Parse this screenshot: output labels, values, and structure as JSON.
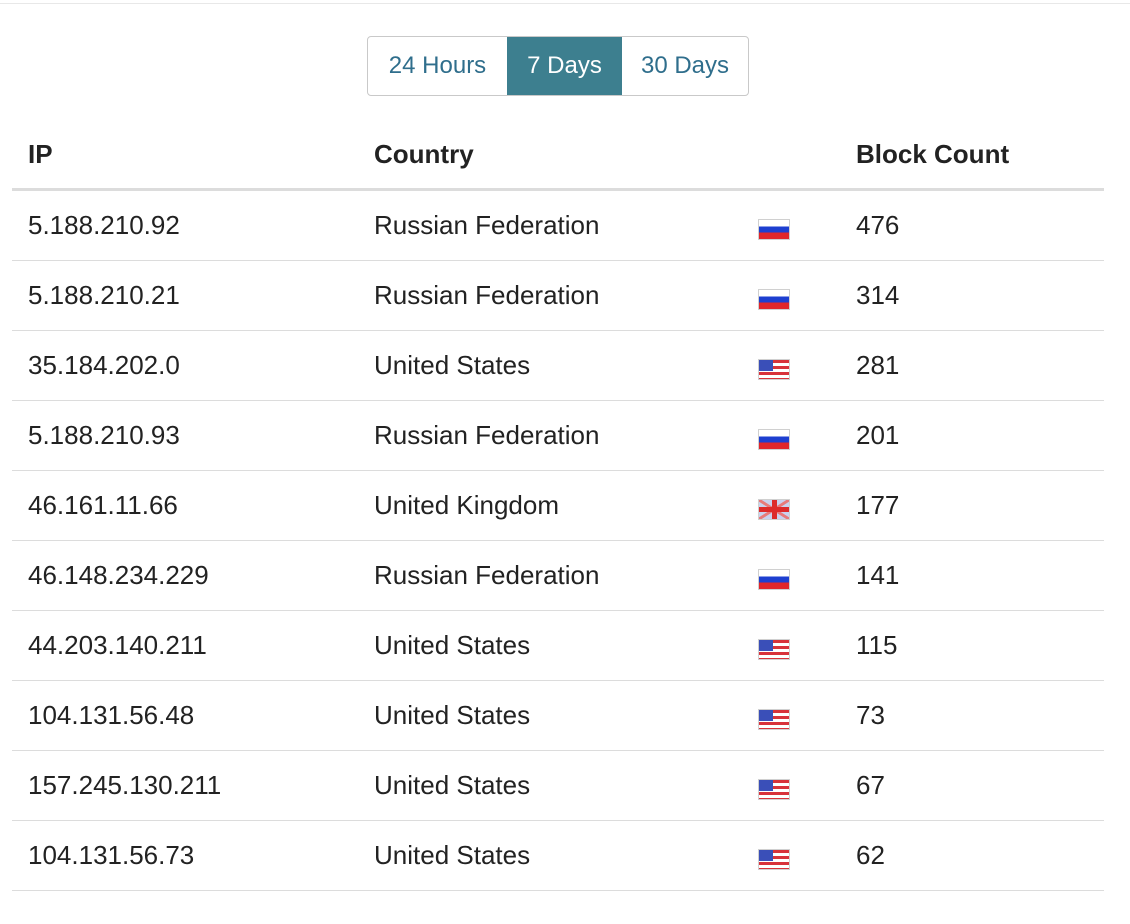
{
  "range_selector": {
    "options": [
      "24 Hours",
      "7 Days",
      "30 Days"
    ],
    "selected": "7 Days"
  },
  "table": {
    "headers": {
      "ip": "IP",
      "country": "Country",
      "block_count": "Block Count"
    },
    "rows": [
      {
        "ip": "5.188.210.92",
        "country": "Russian Federation",
        "flag": "ru-flag-icon",
        "count": "476"
      },
      {
        "ip": "5.188.210.21",
        "country": "Russian Federation",
        "flag": "ru-flag-icon",
        "count": "314"
      },
      {
        "ip": "35.184.202.0",
        "country": "United States",
        "flag": "us-flag-icon",
        "count": "281"
      },
      {
        "ip": "5.188.210.93",
        "country": "Russian Federation",
        "flag": "ru-flag-icon",
        "count": "201"
      },
      {
        "ip": "46.161.11.66",
        "country": "United Kingdom",
        "flag": "gb-flag-icon",
        "count": "177"
      },
      {
        "ip": "46.148.234.229",
        "country": "Russian Federation",
        "flag": "ru-flag-icon",
        "count": "141"
      },
      {
        "ip": "44.203.140.211",
        "country": "United States",
        "flag": "us-flag-icon",
        "count": "115"
      },
      {
        "ip": "104.131.56.48",
        "country": "United States",
        "flag": "us-flag-icon",
        "count": "73"
      },
      {
        "ip": "157.245.130.211",
        "country": "United States",
        "flag": "us-flag-icon",
        "count": "67"
      },
      {
        "ip": "104.131.56.73",
        "country": "United States",
        "flag": "us-flag-icon",
        "count": "62"
      }
    ]
  },
  "colors": {
    "accent": "#3d7f8f",
    "link": "#2f6e8c",
    "divider": "#dcdcdc"
  }
}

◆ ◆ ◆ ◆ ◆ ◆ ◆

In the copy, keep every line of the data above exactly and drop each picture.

Problem solution ->
Parse this screenshot: output labels, values, and structure as JSON.
{
  "range_selector": {
    "options": [
      "24 Hours",
      "7 Days",
      "30 Days"
    ],
    "selected": "7 Days"
  },
  "table": {
    "headers": {
      "ip": "IP",
      "country": "Country",
      "block_count": "Block Count"
    },
    "rows": [
      {
        "ip": "5.188.210.92",
        "country": "Russian Federation",
        "flag": "ru-flag-icon",
        "count": "476"
      },
      {
        "ip": "5.188.210.21",
        "country": "Russian Federation",
        "flag": "ru-flag-icon",
        "count": "314"
      },
      {
        "ip": "35.184.202.0",
        "country": "United States",
        "flag": "us-flag-icon",
        "count": "281"
      },
      {
        "ip": "5.188.210.93",
        "country": "Russian Federation",
        "flag": "ru-flag-icon",
        "count": "201"
      },
      {
        "ip": "46.161.11.66",
        "country": "United Kingdom",
        "flag": "gb-flag-icon",
        "count": "177"
      },
      {
        "ip": "46.148.234.229",
        "country": "Russian Federation",
        "flag": "ru-flag-icon",
        "count": "141"
      },
      {
        "ip": "44.203.140.211",
        "country": "United States",
        "flag": "us-flag-icon",
        "count": "115"
      },
      {
        "ip": "104.131.56.48",
        "country": "United States",
        "flag": "us-flag-icon",
        "count": "73"
      },
      {
        "ip": "157.245.130.211",
        "country": "United States",
        "flag": "us-flag-icon",
        "count": "67"
      },
      {
        "ip": "104.131.56.73",
        "country": "United States",
        "flag": "us-flag-icon",
        "count": "62"
      }
    ]
  },
  "colors": {
    "accent": "#3d7f8f",
    "link": "#2f6e8c",
    "divider": "#dcdcdc"
  }
}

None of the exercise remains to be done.